Supreme Court held the statement of an injured eyewitness to be an important piece of evidence, which cannot be easily discarded by a Court, and that minor discrepancies do not matter.
“Thrusting upon a woman the guilt of having killed a child without any proper evidence, simply because she was living alone in the village, thereby connecting with one another two unrelated aspects; reinforces the cultural stereotypes and gendered identities which the Court has explicitly warned against.”
“The accused has miserably failed to discharge his evidential burden, that fact will have to be taken to be proved by force of the presumption, without requiring anything more from the complainant”
“While balancing the right of the accused to a fair trial and upholding the intent of the legislation, the courts are duty bound to remain sensitive to the plight of the seven-year-old sexual assault victim.”
In the present case, though the wife had made allegation of extra-marital affair against her husband in her written statement, nonetheless, when the husband entered-into the witness box and tendered his affidavit in evidence, he did not whisper even a word in this regard.
Delhi High Court observed that what ultimately turned decisive was a voluntary acknowledgment by the appellant-professor of his acts of indiscretion in getting attracted by the charms of a young female student.
Supreme Court said that once there is no eyewitness of the incident, the prosecution will have to establish a motive for the commission of the crime because in a case of no direct evidence, motive has a major role.
Delhi High Court observed that the child who was being examined in the case at hand was in the category of a child witness who is vulnerable and a victim of sexual assault by her own father, and it was not a new phenomenon in criminal jurisprudence.
Orissa High Court said that a criminal trial is not an IPL T20 match where every ‘substitute player’ can be an ‘impact player’, engaging a new State Defence Council without providing him police papers is gross illegality.
Supreme Court was quick to clarify that if prosecution was unable to prove its case on its own legs, then it won’t be able to derive advantage from the weakness of the defence and the Court would not be able to convict the accused on the strength of the evidence in the form of reply to the suggestions made by the defence counsel to a witness.
Upholding the Karnataka High Court order, the Supreme Court held that the Karnataka High Court has not committed any error in permitting the respondents to file affidavits/additional evidence in the proceedings under Section 34 of the Arbitration Act. However, permitted the appellant to cross-examine and/or produce contrary evidence.
Delhi High Court: In a case, wherein an appeal was filed under Section 23 of the Railway Claims Tribunal Act, 1987 (Act)
If the Court would allow such an interpretation, then this provision would become redundant, and a floodgate of law graduates, who may not be enrolled with the bar councils to become an ‘advocate’ but are still practicing law, would pour in. The purpose of keeping the proceedings fact-based and free expert legal advisory, would be lost.
Allahabad high Court: In an appeal filed against the judgment and order passed by Sessions Judge, convicting and sentencing the
The Supreme Court was disappointed with the standard of investigation and the defence put up in a gruesome case relating to murder of wife and 4 children by the accused.
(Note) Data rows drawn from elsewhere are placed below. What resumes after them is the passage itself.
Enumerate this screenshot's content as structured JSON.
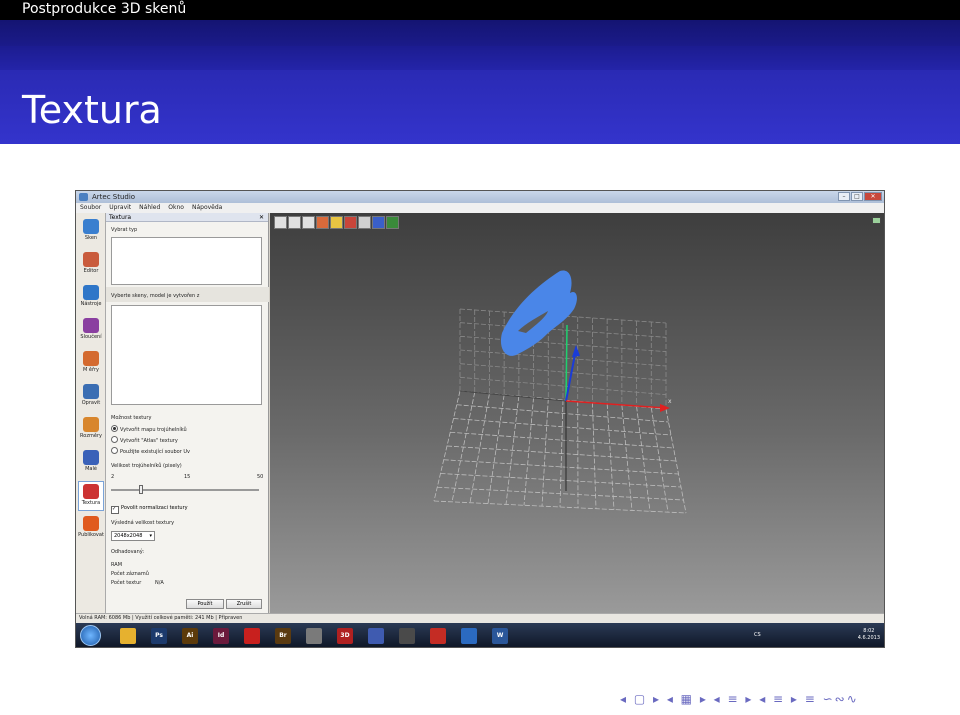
{
  "slide": {
    "section_title": "Postprodukce 3D skenů",
    "frame_title": "Textura",
    "nav_symbols": "◂ ▢ ▸ ◂ ▦ ▸ ◂ ≡ ▸ ◂ ≡ ▸   ≡   ∽∾∿"
  },
  "app": {
    "window_title": "Artec Studio",
    "menu": [
      "Soubor",
      "Upravit",
      "Náhled",
      "Okno",
      "Nápověda"
    ],
    "tools": [
      {
        "label": "Sken",
        "color": "#3a7fcf"
      },
      {
        "label": "Editor",
        "color": "#c95b3c"
      },
      {
        "label": "Nástroje",
        "color": "#2f76c8"
      },
      {
        "label": "Sloučení",
        "color": "#8a3fa0"
      },
      {
        "label": "M ěřry",
        "color": "#d46a2f"
      },
      {
        "label": "Opravit",
        "color": "#3b6eb3"
      },
      {
        "label": "Rozměry",
        "color": "#d8862d"
      },
      {
        "label": "Malé",
        "color": "#3a61b8"
      },
      {
        "label": "Textura",
        "color": "#cc3333"
      },
      {
        "label": "Publikovat",
        "color": "#e05a1e"
      }
    ],
    "panel": {
      "title": "Textura",
      "close": "✕",
      "choose_type": "Vybrat typ",
      "select_scans": "Vyberte skeny, model je vytvořen z",
      "texture_options": "Možnost textury",
      "radio_1": "Vytvořit mapu trojúhelníků",
      "radio_2": "Vytvořit \"Atlas\" textury",
      "radio_3": "Použijte existující soubor Uv",
      "triangle_size": "Velikost trojúhelníků (pixely)",
      "slider_min": "2",
      "slider_mid": "15",
      "slider_max": "50",
      "normalize": "Povolit normalizaci textury",
      "texture_size_label": "Výsledná velikost textury",
      "texture_size_value": "2048x2048",
      "estimated": "Odhadovaný:",
      "ram": "RAM",
      "snapshots": "Počet záznamů",
      "texture_count": "Počet textur",
      "texture_count_value": "N/A",
      "btn_apply": "Použít",
      "btn_cancel": "Zrušit"
    },
    "status": "Volná RAM: 6086 Mb  |  Využití celkové paměti: 241 Mb  |  Připraven",
    "taskbar": {
      "apps": [
        {
          "label": "",
          "color": "#e6b12f"
        },
        {
          "label": "Ps",
          "color": "#1c3a6c"
        },
        {
          "label": "Ai",
          "color": "#5c3a0a"
        },
        {
          "label": "Id",
          "color": "#6b1a3c"
        },
        {
          "label": "",
          "color": "#c8201e"
        },
        {
          "label": "Br",
          "color": "#5a3a10"
        },
        {
          "label": "",
          "color": "#7a7a7a"
        },
        {
          "label": "3D",
          "color": "#b02020"
        },
        {
          "label": "",
          "color": "#3f5bb0"
        },
        {
          "label": "",
          "color": "#4a4a4a"
        },
        {
          "label": "",
          "color": "#c42c24"
        },
        {
          "label": "",
          "color": "#2b6ac0"
        },
        {
          "label": "W",
          "color": "#2a5699"
        }
      ],
      "lang": "CS",
      "time": "8:02",
      "date": "4.6.2013"
    },
    "viewport": {
      "mesh_color": "#4a86e8",
      "axis_x_color": "#e02020",
      "axis_y_color": "#1fd06f",
      "axis_z_color": "#1a3cd8",
      "axis_x_label": "x"
    }
  }
}
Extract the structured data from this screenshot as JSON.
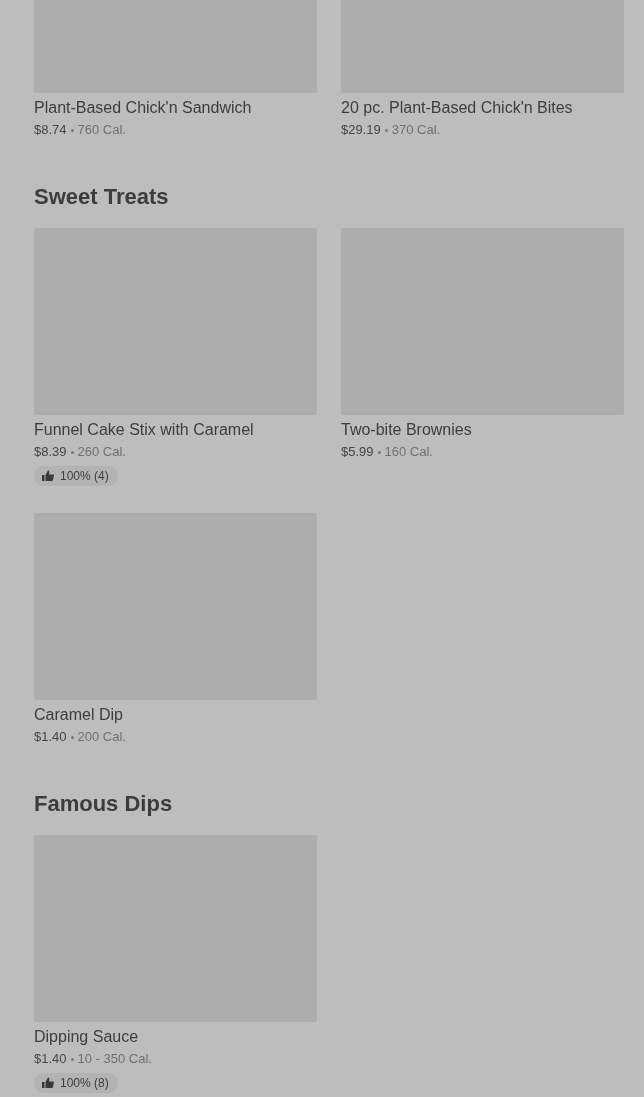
{
  "sections": [
    {
      "items": [
        {
          "name": "Plant-Based Chick'n Sandwich",
          "price": "$8.74",
          "calories": "760 Cal."
        },
        {
          "name": "20 pc. Plant-Based Chick'n Bites",
          "price": "$29.19",
          "calories": "370 Cal."
        }
      ]
    },
    {
      "title": "Sweet Treats",
      "items": [
        {
          "name": "Funnel Cake Stix with Caramel",
          "price": "$8.39",
          "calories": "260 Cal.",
          "rating": "100% (4)"
        },
        {
          "name": "Two-bite Brownies",
          "price": "$5.99",
          "calories": "160 Cal."
        },
        {
          "name": "Caramel Dip",
          "price": "$1.40",
          "calories": "200 Cal."
        }
      ]
    },
    {
      "title": "Famous Dips",
      "items": [
        {
          "name": "Dipping Sauce",
          "price": "$1.40",
          "calories": "10 - 350 Cal.",
          "rating": "100% (8)"
        }
      ]
    }
  ]
}
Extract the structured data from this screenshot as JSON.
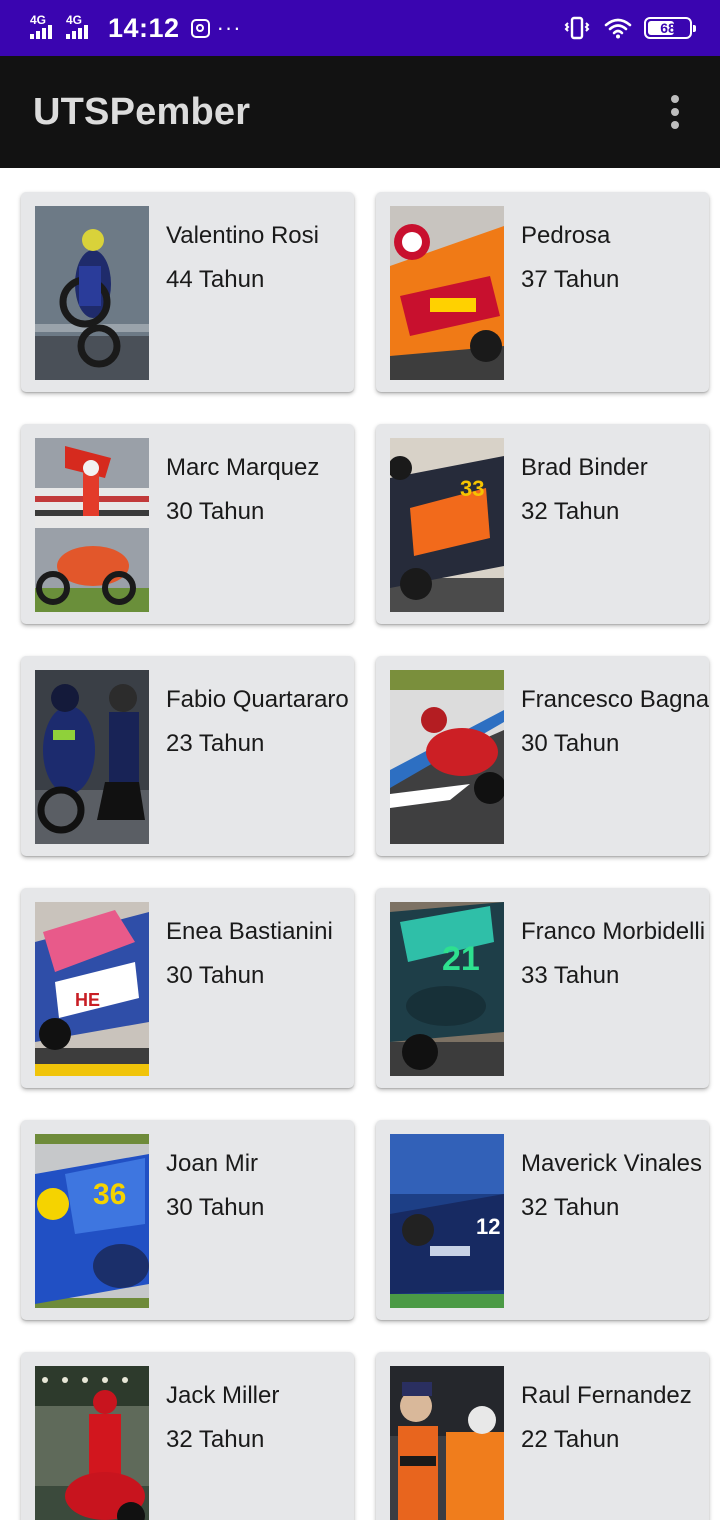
{
  "status_bar": {
    "network_1": "4G",
    "network_2": "4G",
    "time": "14:12",
    "battery": "68",
    "battery_level": 0.68,
    "icons": [
      "signal-icon",
      "instagram-icon",
      "more-notifications-icon",
      "vibrate-icon",
      "wifi-icon",
      "battery-icon"
    ]
  },
  "app_bar": {
    "title": "UTSPember",
    "menu_icon": "overflow-menu-icon"
  },
  "riders": [
    {
      "name": "Valentino Rosi",
      "age": "44 Tahun"
    },
    {
      "name": "Pedrosa",
      "age": "37 Tahun"
    },
    {
      "name": "Marc Marquez",
      "age": "30 Tahun"
    },
    {
      "name": "Brad Binder",
      "age": "32 Tahun"
    },
    {
      "name": "Fabio Quartararo",
      "age": "23 Tahun"
    },
    {
      "name": "Francesco Bagnaia",
      "age": "30 Tahun"
    },
    {
      "name": "Enea Bastianini",
      "age": "30 Tahun"
    },
    {
      "name": "Franco Morbidelli",
      "age": "33 Tahun"
    },
    {
      "name": "Joan Mir",
      "age": "30 Tahun"
    },
    {
      "name": "Maverick Vinales",
      "age": "32 Tahun"
    },
    {
      "name": "Jack Miller",
      "age": "32 Tahun"
    },
    {
      "name": "Raul Fernandez",
      "age": "22 Tahun"
    }
  ],
  "colors": {
    "status_bar": "#3a05b0",
    "app_bar": "#121212",
    "card": "#e6e7e9"
  }
}
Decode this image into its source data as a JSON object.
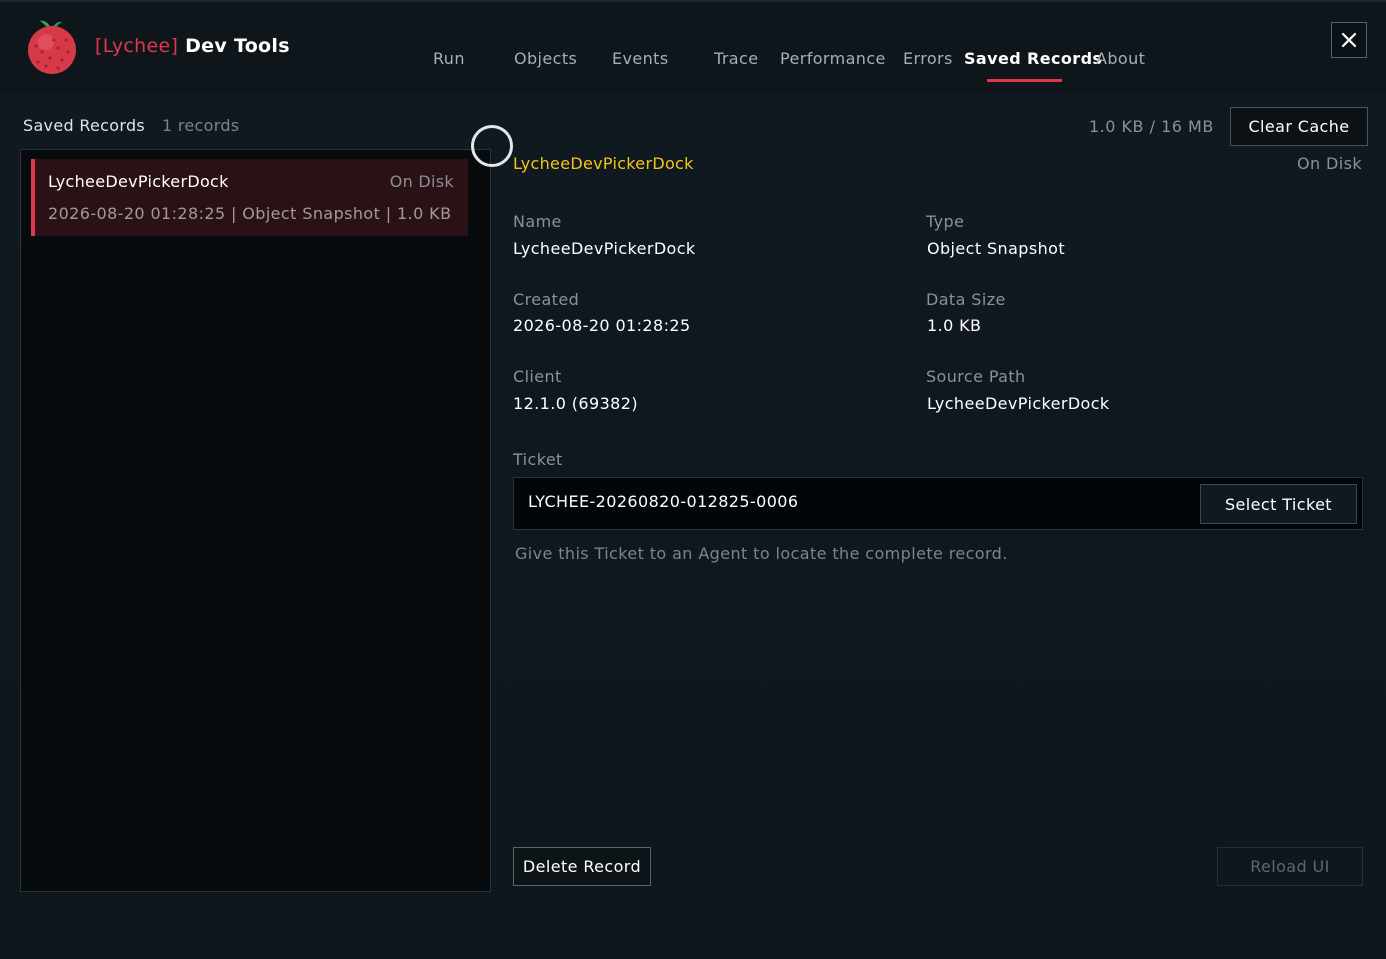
{
  "header": {
    "brand": "[Lychee]",
    "title": "Dev Tools",
    "tabs": [
      {
        "label": "Run"
      },
      {
        "label": "Objects"
      },
      {
        "label": "Events"
      },
      {
        "label": "Trace"
      },
      {
        "label": "Performance"
      },
      {
        "label": "Errors"
      },
      {
        "label": "Saved Records",
        "active": true
      },
      {
        "label": "About"
      }
    ],
    "close_label": "✕",
    "accent_color": "#e0384a"
  },
  "left": {
    "title": "Saved Records",
    "count": "1 records",
    "records": [
      {
        "name": "LycheeDevPickerDock",
        "status": "On Disk",
        "meta": "2026-08-20 01:28:25 | Object Snapshot | 1.0 KB"
      }
    ]
  },
  "detail": {
    "cache_size": "1.0 KB / 16 MB",
    "clear_cache_label": "Clear Cache",
    "title": "LycheeDevPickerDock",
    "status": "On Disk",
    "fields": {
      "name_label": "Name",
      "name_value": "LycheeDevPickerDock",
      "type_label": "Type",
      "type_value": "Object Snapshot",
      "created_label": "Created",
      "created_value": "2026-08-20 01:28:25",
      "size_label": "Data Size",
      "size_value": "1.0 KB",
      "client_label": "Client",
      "client_value": "12.1.0 (69382)",
      "source_label": "Source Path",
      "source_value": "LycheeDevPickerDock"
    },
    "ticket_label": "Ticket",
    "ticket_value": "LYCHEE-20260820-012825-0006",
    "select_ticket_label": "Select Ticket",
    "hint": "Give this Ticket to an Agent to locate the complete record.",
    "delete_label": "Delete Record",
    "reload_label": "Reload UI"
  }
}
The Court observed that while the accused was provided with a legal aid, the cross-examination of each and every witness was below average.
Allahabad High Court: In an appeal filed under Section 378 of Code of Criminal Procedure (CrPC) against the judgment passed by the
Allahabad High Court: In an appeal against the decision of the Trial Court whereby the accused/appellant has been convicted and sentenced to
JSA, Advocates & Solicitors, in collaboration with Osborne Partners, Clifford Chance, 39 Essex Chambers, IAMC Hyderabad and SCC Online Blog organised a
JSA, in collaboration with Osborne Partners, IAMC Hyderabad, Clifford Chance and SCC Online Blog (exclusive media partner), invites you to a session
Karnataka High Court: M Nagaprasanna, J. allowed the petition filed seeking further cross examination of the child victim as the victim has